Effect of dexmedetomidine on the inflammatory response
In a non-specific form this study evaluated the effect of intraoperative use of dexmedetomidine on the postoperative inflammatory response with the leokocyte count as a marker. Leukocyte count has been included as diagnostic parameter of inflammatory processes like the Systemic Inflammatory Response Syndrome (SIRS) (47). The postoperative peak value of the leukocyte count has been identified as an independent risk factor of atrial fibrillation after valvular and coronary surgery (48,49). Atrial fibrillation usually appears in the second postoperative day in coincidence with the peak of the inflammatory response (50,51). The use of dexmedetomidine for sedation after major surgery in adults has been associated with a reduction in the expression of pro-inflammatory interleukins, eliciting a novel and potential use for this drug (7). In our study, dexmedetomidine cohort had a lower leukocyte count at arrival to ICU, but data about complications, like atrial fibrillation, was not registered. It would be interesting to determine if this reduction in the leukocyte count depends on the time of administration or in the administered dose.
Limitations of the study
Retrospective studies have limitations known for all, in special about information bias. In this study there was not control over variables such like anesthetics and anesthetic’s doses choosen. Also it was possible that data registered in the medical charts reviewed were inaccurate. There was no way to obtain precise data about isoflurane dose administered . It was not possible to know exactly how the anesthesiologist in charge determined if the patient’s trachea could or not be extubated in the operating room. There was no systematic registry and following of intraoperative and postoperative complications, so important safety issues could be lost. Cost-effective analysis was not considered in this study.

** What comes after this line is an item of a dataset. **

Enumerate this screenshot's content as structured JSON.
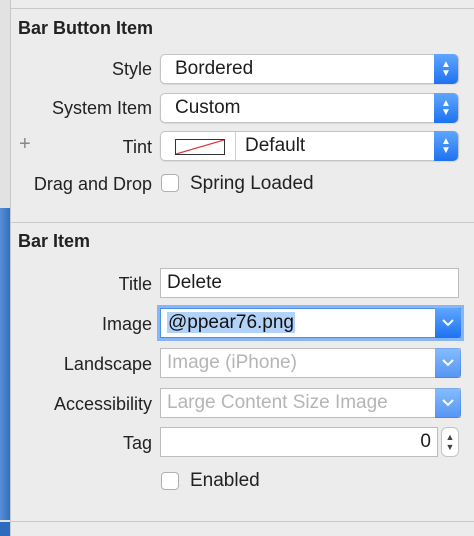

Inclusion of intraoperative use of dexmedetomidine as coadjuvant of fentanyl-isoflurane based anesthesia for elective heart surgery in adult patients could reduce anesthetic requirements and facilitate early postoperative tracheal extubation. It is possible that dexmedetomidine has a role in the modulation of the perioperative inflammatory response. Prospective and randomized control trials are needed to determine the safety and potential utility of dexmedetomidine as part of the anesthetic technique in heart surgery.